In summary, lazy loading in Angular is a game-changer for enhancing application performance, especially for SPAs. It not only speeds up load times and reduces data usage but also optimizes browser resource utilization. However, effective implementation requires adherence to best practices like module organization, route configuration, and strategic preloading.

For those looking to leverage lazy loading in Angular or optimize existing projects, TECHVIFY offers expert services. Our team is well-versed in Angular best practices and can help you maximize your application’s efficiency and user experience. Reach out to TECHVIFY for top-notch Angular development support.

Vote this post
No tags for this post.

Related Topics

Related Topics

golang vs node js performance benchmark

Go vs. Node.js : Choose The Right Language

Picking the right technology stack for a new project is a tough decision for businesses and developers, especially regarding backend development. This involves a lot of work on APIs, libraries, managing data, and code that users need help seeing. Two main programming languages are running for the lead role in backend development. You may know of Node.js, which brings JavaScript to the server side. Meanwhile, Google Go, or Golang, has been making waves in backend development, especially after big names like Uber started using it. This article will dive into Go vs. Node.js, aiming to give you a clearer picture…

29 February, 2024

large language model

The Next Generation of Large Language Models 

Large Language Models (LLMs) are computer programs that can understand and generate natural language, like words and sentences. They can do many things, like chat with people, write stories, or answer questions. The next generation of Large Language Models (LLMs) is emerging in the constantly changing field of generative AI. They are revolutionizing how we interact with and leverage artificial intelligence. In this article, let’s explore three exciting areas that could shape the future of LLMs: 1. Models that Generate Their Own Training Data One of the most pressing challenges in AI development is the need for high-quality training data….

28 February, 2024

PostgreSQL vs. Oracle

An In-Depth Look at PostgreSQL vs. Oracle for Database Management
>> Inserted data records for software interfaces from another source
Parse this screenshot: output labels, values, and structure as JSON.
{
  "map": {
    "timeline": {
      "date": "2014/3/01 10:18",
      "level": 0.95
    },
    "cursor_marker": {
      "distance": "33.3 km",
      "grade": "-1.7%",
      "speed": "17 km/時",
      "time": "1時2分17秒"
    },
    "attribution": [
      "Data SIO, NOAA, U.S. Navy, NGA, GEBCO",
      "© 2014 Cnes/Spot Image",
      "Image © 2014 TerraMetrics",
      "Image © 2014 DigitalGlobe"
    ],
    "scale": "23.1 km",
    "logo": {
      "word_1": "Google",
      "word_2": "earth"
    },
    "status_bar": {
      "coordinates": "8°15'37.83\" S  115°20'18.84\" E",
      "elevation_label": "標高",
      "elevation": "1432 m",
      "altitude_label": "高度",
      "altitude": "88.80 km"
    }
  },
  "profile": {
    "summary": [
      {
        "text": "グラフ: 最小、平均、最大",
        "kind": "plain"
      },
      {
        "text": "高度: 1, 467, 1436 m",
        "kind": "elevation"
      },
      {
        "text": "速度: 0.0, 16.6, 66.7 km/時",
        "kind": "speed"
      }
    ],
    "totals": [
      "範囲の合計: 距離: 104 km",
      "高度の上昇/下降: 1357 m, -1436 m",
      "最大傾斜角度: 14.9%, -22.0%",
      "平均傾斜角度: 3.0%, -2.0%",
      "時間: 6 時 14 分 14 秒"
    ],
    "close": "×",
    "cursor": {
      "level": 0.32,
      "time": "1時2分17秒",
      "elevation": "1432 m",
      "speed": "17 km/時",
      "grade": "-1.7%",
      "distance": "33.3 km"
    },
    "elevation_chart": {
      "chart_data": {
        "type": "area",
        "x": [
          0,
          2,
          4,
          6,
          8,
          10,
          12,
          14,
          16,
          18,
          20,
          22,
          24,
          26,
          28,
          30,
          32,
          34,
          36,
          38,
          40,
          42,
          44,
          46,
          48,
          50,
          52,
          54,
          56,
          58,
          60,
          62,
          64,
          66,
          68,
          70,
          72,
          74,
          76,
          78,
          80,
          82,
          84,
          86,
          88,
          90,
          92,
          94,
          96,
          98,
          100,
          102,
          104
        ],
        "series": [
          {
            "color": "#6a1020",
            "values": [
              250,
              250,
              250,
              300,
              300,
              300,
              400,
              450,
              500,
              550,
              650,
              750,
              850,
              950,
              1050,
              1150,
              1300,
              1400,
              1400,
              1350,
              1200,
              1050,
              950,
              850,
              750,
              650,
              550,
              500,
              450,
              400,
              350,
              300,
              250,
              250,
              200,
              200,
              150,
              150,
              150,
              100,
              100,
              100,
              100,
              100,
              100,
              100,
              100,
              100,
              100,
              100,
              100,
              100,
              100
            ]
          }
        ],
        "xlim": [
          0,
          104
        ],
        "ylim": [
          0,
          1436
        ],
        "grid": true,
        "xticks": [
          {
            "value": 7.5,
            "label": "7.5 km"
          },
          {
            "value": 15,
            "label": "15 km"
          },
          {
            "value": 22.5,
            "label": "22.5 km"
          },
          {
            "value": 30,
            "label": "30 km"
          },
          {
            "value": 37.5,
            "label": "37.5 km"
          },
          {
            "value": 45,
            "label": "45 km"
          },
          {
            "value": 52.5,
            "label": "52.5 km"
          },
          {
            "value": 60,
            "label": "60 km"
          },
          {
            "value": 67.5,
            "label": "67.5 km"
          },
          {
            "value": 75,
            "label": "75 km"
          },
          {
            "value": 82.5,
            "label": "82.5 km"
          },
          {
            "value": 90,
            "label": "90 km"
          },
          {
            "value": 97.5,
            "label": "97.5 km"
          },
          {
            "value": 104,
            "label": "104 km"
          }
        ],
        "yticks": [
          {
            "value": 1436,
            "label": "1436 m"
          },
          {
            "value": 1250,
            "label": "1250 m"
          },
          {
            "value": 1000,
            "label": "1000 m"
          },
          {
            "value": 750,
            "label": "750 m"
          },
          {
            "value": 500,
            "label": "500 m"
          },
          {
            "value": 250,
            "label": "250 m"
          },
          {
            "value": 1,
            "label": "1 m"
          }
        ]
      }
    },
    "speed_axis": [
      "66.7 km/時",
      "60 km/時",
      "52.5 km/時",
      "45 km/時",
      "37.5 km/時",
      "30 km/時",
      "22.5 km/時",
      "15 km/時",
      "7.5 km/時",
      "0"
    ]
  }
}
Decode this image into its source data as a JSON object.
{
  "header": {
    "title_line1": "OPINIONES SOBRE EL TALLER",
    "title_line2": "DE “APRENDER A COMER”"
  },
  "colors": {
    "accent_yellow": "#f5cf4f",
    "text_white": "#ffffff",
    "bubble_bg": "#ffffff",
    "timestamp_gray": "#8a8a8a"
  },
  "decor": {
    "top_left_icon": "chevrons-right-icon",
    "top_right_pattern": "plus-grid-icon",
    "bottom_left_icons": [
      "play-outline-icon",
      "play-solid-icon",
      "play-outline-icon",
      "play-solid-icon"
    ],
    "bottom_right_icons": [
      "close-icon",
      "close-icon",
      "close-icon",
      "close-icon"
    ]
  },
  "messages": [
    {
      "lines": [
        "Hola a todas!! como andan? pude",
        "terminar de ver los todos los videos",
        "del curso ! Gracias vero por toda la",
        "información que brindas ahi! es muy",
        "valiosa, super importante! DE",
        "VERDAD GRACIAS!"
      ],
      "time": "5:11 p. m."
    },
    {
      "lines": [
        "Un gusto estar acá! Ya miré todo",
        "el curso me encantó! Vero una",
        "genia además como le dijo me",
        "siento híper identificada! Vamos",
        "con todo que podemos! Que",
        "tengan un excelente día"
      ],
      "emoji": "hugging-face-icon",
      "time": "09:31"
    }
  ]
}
PostgreSQL and Oracle share many similarities when considering databases, but choosing the right one depends on your specific requirements. Both are excellent choices for managing large datasets securely and efficiently. However, knowing the differences between PostgreSQL vs. Oracle is essential to choosing the right one for your needs. In this article, we’ll explore the difference between Oracle and PostgreSQL to help you decide which database system aligns with your business objectives. Overview of PostgreSQL and Oracle What Is PostgreSQL? PostgreSQL, also known as Postgres, is an advanced, open-source object-relational database system, often highlighted in discussions of PostgreSQL vs. Oracle for…

28 February, 2024